For the classical case “Original Delta RIX site” WAsP shows cross prediction errors up to 38%, strongly correlated with Delta-RIX. Using WAsP-CFD cross-prediction errors are within 9% and do not correlate with Delta-RIX (cf. below).


For the classical case “Askervein hill experiment” WAsP-CFD RMS errors reduce to c. 1/3 compared to WAsP, both along the transect across the hill (below, left) and for the the hill-top vertical profile (below, right). Speed-up factors at the lee side of the hill and closest to the ground of the hill top are better captured by WAsP-CFD.


For the six reference cases cross-prediction of wind climatologies was performed between the masts on each site. For top anemometers, which have the highest data quality, results show a consistent reduction in RMS cross prediction errors (RMSE) of 0.31±0.04m/s for WAsP-CFD relative to WAsP (below). On average the RMSE is more than halved and corresponds to a reduction of prediction errors of 4.0±0.5% on mean wind speed or 6-8% on annual energy production. Using measurements at lower heights WAsP-CFD results also show a consistent but smaller improvement relative to WAsP (not shown).


WAsP-CFD did not improve predictions of observed wind profiles for the 15 masts on the reference sites, using default stability settings. Profile RMSEs show a large scatter both for WAsP and WAsP-CFD, but averages are comparable (below). This suggests that WAsP-CFD performance should not be evaluated solely from profile-fit, and that the stability model may be further improved in WAsP-CFD.


WAsP-CFD performance shows a minor dependence on the 2x2km tile configuration. RMSE improvements relative to WAsP worsened averagely by 0.04m/s for “all-in-on-tile” compared to the “each-mast-centred” configuration. Improvements of the WAsP-CFD “all-in-on-tile” were still significant compared to WAsP (below).



Learning objectives
This study evaluates the performance of the fully automated non-linear flow model WAsP-CFD relative to the linearized flow model WAsP. The analyses reproduce several classical studies from the literature which contribute to a better understanding of the differences in performance between linearized and non-linear flow models.

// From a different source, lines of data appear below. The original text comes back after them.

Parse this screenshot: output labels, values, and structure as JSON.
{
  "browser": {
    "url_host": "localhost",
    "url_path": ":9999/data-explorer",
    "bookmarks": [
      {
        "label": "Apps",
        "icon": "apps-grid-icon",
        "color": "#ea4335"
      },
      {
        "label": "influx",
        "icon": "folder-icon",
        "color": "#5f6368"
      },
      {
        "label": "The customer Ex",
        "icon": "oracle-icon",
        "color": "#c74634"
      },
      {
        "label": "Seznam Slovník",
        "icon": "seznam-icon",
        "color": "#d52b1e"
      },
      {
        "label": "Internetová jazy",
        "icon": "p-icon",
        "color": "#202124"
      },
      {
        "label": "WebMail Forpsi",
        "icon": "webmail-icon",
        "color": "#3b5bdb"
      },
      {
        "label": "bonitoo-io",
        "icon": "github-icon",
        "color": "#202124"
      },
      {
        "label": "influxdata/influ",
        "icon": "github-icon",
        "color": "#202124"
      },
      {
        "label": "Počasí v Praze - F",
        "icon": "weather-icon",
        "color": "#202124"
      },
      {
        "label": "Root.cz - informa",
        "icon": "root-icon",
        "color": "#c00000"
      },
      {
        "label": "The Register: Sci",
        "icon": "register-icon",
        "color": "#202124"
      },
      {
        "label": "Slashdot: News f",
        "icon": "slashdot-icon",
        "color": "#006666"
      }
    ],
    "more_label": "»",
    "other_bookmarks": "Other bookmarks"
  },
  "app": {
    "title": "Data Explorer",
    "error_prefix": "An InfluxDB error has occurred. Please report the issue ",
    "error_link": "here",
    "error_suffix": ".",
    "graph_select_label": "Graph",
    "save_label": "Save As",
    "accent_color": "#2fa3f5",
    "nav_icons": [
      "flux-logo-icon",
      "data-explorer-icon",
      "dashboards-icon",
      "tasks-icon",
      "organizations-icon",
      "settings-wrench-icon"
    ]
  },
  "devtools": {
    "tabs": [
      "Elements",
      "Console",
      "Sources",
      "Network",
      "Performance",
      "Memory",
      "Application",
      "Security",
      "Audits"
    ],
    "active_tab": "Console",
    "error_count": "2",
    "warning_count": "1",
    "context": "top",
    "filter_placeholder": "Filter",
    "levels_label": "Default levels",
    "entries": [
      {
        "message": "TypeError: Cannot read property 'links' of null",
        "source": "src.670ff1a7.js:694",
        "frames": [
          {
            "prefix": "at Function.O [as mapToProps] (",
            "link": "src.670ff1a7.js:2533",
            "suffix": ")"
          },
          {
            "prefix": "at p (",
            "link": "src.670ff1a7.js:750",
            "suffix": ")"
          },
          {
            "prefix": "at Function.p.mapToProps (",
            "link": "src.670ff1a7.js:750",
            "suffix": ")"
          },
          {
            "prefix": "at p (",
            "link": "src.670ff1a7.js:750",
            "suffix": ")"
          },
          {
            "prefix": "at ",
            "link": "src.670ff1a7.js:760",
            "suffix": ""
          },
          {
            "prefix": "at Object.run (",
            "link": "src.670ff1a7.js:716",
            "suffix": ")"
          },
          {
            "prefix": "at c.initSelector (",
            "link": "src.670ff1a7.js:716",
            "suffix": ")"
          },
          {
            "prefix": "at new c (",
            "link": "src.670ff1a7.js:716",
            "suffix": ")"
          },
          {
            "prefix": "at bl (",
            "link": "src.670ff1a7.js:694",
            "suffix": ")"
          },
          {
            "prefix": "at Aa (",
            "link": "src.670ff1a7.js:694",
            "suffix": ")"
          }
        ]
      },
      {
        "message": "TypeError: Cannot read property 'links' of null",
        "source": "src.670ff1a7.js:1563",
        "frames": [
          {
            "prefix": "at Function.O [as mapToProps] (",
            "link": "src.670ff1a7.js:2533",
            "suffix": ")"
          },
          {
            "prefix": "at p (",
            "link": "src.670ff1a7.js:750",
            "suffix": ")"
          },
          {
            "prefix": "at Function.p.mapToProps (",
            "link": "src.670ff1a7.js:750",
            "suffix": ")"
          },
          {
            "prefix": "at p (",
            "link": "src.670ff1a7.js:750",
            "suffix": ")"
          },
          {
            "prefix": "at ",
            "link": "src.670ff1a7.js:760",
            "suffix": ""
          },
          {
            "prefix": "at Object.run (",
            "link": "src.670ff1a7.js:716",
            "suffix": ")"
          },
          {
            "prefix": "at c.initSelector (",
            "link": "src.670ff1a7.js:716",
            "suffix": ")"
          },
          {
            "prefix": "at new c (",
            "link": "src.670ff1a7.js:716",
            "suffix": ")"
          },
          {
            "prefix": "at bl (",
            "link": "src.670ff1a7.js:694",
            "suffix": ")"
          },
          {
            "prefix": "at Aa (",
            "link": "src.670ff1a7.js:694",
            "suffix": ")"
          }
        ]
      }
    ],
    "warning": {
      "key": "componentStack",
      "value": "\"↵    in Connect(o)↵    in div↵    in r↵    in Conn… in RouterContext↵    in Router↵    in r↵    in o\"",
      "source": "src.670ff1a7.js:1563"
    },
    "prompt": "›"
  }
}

Finally the results of this study quantify the improved accuracy of using non-linear models instead of linearized models in complex terrain.


References
Bowen, A.J. and N.G. Mortensen, 2004, WAsP prediction errors due to site orography. Risø-R-995(EN). Risø National Laboratory, Roskilde. 65 pp.
Michelsen, J.A., 1992, Basis3D – a platform for development of multiblock PDE solvers. Technical report AFM, 92-05. Technical University of Denmark, Denmark.
Michelsen, J.A., 1994, Block structured multigrid solution of 2D and 3D elliptic PPDE solvers. Technical report AFM, 94-06. Technical University of Denmark, Denmark.
Sørensen, N.N.,1995, General purpose flow solver applied to flow over hill. Risø-R-827(EN). Risø National Laboratory, Roskilde, Denmark, 154 pp.
Sørensen, N.N., 1998, HypGrid2D a 2-D mesh generator. Risø-R-827(EN). Risø National Laboratory, Roskilde, Denmark.
Taylor, P. A, and Teunissen, H. W., 1984, The Askervein Hill Project: Report on the sept/oct 1983, main field experiment. Technical report, Atmospheric research.
Troen, I. and Petersen, E. L., 1989, European Wind Atlas, ISBN 87-550-1482-8, Risø National Laboratory, Roskilde. 656 pp.